INFORMATION SHOWN ▸
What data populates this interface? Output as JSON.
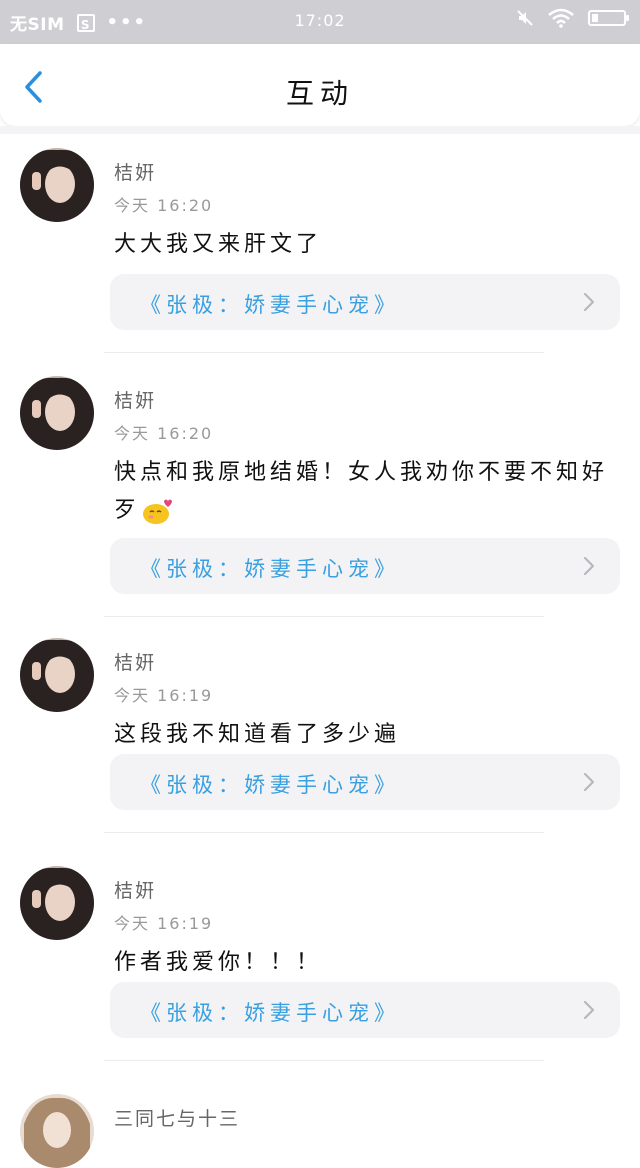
{
  "status_bar": {
    "carrier": "无SIM",
    "dots": "•••",
    "time": "17:02"
  },
  "nav": {
    "title": "互动"
  },
  "colors": {
    "accent": "#2b8fe0",
    "book_link": "#3aa0e0",
    "card_bg": "#f3f3f5"
  },
  "comments": [
    {
      "author": "桔姸",
      "time": "今天 16:20",
      "text": "大大我又来肝文了",
      "book": "《张极：娇妻手心宠》"
    },
    {
      "author": "桔姸",
      "time": "今天 16:20",
      "text": "快点和我原地结婚！女人我劝你不要不知好歹",
      "emoji": "blush-kiss-emoji",
      "book": "《张极：娇妻手心宠》"
    },
    {
      "author": "桔姸",
      "time": "今天 16:19",
      "text": "这段我不知道看了多少遍",
      "book": "《张极：娇妻手心宠》"
    },
    {
      "author": "桔姸",
      "time": "今天 16:19",
      "text": "作者我爱你！！！",
      "book": "《张极：娇妻手心宠》"
    },
    {
      "author": "三同七与十三"
    }
  ]
}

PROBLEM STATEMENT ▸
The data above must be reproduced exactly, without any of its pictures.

ANSWER TO THIS PROBLEM ▸
What data populates this interface? Output as JSON.
{
  "status_bar": {
    "carrier": "无SIM",
    "dots": "•••",
    "time": "17:02"
  },
  "nav": {
    "title": "互动"
  },
  "colors": {
    "accent": "#2b8fe0",
    "book_link": "#3aa0e0",
    "card_bg": "#f3f3f5"
  },
  "comments": [
    {
      "author": "桔姸",
      "time": "今天 16:20",
      "text": "大大我又来肝文了",
      "book": "《张极：娇妻手心宠》"
    },
    {
      "author": "桔姸",
      "time": "今天 16:20",
      "text": "快点和我原地结婚！女人我劝你不要不知好歹",
      "emoji": "blush-kiss-emoji",
      "book": "《张极：娇妻手心宠》"
    },
    {
      "author": "桔姸",
      "time": "今天 16:19",
      "text": "这段我不知道看了多少遍",
      "book": "《张极：娇妻手心宠》"
    },
    {
      "author": "桔姸",
      "time": "今天 16:19",
      "text": "作者我爱你！！！",
      "book": "《张极：娇妻手心宠》"
    },
    {
      "author": "三同七与十三"
    }
  ]
}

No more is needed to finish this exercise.